Shebaclo and interior designer Zoe Feldman were determined to get it right. After testing about ten shades of blush, they finally found one from Benjamin Moore that enlivened the whole place. (Go figure, it was called “Love & Happiness.”)
The rosy walls were just the start. Feldman amped up the cheery vibe with playful wallpapers, pops of turquoise, and much (much) brighter lighting. “Zoe was like, ‘We’re going to make this place so fun,’ ” says Shebaclo. “ ‘You have to trust me.’ ”
And, especially during the worst of the coronavirus lockdown, the 30-year-old ophthalmology resident was so grateful she did. “I was home all the time studying or cooking. It was very isolating,” she says. “But it was nice because my place is so happy.”
If your own place could use a mood boost, here are some tips and tricks inspired by Shebaclo’s apartment.
Let there be light
Nothing makes a tight space more inviting like better light. The apartment’s cement ceiling made recessed lighting cost-prohibitive, so Feldman combined track lights with stylish hanging and flush-mount fixtures.
Mix in something with history
Shebaclo inherited several antique rugs from her grandmother—such as the one in her kitchen, below—which Feldman used to warm up the rooms.
Consider the trim
For an unexpected jolt of color, why not paint the baseboards? Feldman coated these in “Inchyra Blue” by Farrow & Ball. (The mural behind the headboard is actually wallpaper by Rebel Walls.)
Go bright—in small doses
For a high-impact pop, Feldman recommends trying a bold paint color on a piece of furniture. She used Farrow & Ball “Lake Red” on the oversize medicine cabinet in Shebaclo’s bathroom.
For an entire room, think pink
Sick of gray? “Pinks can be incredibly neutral,” says Feldman. “Something that seems like it might be too feminine and too youthful can be sophisticated.” She recommends these three soft options for full walls.
“Love & Happiness” by Benjamin Moore
(seen throughout this apartment)
“Calamine” by Farrow & Ball
“Set in Plaster” by Farrow & Ball
Try a no-commitment print

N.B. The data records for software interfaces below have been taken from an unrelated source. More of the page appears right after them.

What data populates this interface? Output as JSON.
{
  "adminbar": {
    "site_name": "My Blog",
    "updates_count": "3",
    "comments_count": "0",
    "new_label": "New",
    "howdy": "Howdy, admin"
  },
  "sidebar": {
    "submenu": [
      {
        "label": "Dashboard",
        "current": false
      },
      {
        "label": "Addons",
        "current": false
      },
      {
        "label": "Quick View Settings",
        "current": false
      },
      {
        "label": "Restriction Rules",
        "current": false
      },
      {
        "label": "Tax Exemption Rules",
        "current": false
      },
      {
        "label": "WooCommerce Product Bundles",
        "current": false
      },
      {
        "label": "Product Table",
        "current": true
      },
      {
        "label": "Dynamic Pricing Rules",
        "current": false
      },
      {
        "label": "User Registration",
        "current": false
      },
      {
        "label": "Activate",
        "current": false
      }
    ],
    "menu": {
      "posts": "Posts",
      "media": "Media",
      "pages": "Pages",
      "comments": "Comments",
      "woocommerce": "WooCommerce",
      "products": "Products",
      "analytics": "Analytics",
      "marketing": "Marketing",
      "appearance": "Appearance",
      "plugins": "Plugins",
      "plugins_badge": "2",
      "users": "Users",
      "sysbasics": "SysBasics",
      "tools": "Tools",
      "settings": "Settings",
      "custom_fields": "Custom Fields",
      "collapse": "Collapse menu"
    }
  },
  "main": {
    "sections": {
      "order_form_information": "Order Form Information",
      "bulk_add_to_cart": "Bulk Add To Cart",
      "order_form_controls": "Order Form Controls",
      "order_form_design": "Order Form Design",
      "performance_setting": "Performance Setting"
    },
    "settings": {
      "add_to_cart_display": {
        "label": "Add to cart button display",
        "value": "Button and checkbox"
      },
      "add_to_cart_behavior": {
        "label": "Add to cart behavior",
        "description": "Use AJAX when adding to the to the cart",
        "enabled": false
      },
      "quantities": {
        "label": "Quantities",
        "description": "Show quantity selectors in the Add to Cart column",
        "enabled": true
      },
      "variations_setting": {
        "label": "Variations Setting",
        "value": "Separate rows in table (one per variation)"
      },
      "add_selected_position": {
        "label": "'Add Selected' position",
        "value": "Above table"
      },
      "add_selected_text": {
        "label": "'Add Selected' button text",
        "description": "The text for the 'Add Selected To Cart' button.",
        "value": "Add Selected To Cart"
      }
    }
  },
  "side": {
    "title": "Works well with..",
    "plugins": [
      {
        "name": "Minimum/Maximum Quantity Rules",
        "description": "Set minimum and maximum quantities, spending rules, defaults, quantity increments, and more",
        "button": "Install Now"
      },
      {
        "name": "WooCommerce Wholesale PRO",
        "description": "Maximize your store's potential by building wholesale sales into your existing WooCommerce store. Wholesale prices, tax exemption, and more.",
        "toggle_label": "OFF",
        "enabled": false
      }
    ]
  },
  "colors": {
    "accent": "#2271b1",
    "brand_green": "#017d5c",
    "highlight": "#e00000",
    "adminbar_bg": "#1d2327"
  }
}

It might seem counterintuitive to hang a busy print in a small apartment, but Feldman says a whimsical wallpaper is actually perfect for a tight space: “It creates interest. It creates purpose. So you no longer care that it’s not big.” Plus, it doesn’t have to last forever, and if you use a removable, paste-free option—like these five papers by local wallpaper maker Kate Zaremba Company—it’s much easier to hang yourself.
“Bright Eyes”(seen on the back of the dining-area niche and inside the medicine cabinet)
“City Plan” in multicolor (seen in the entryway)
“Grove”in terra cotta
Photographs of wallpaper courtesy of Kate Zaremba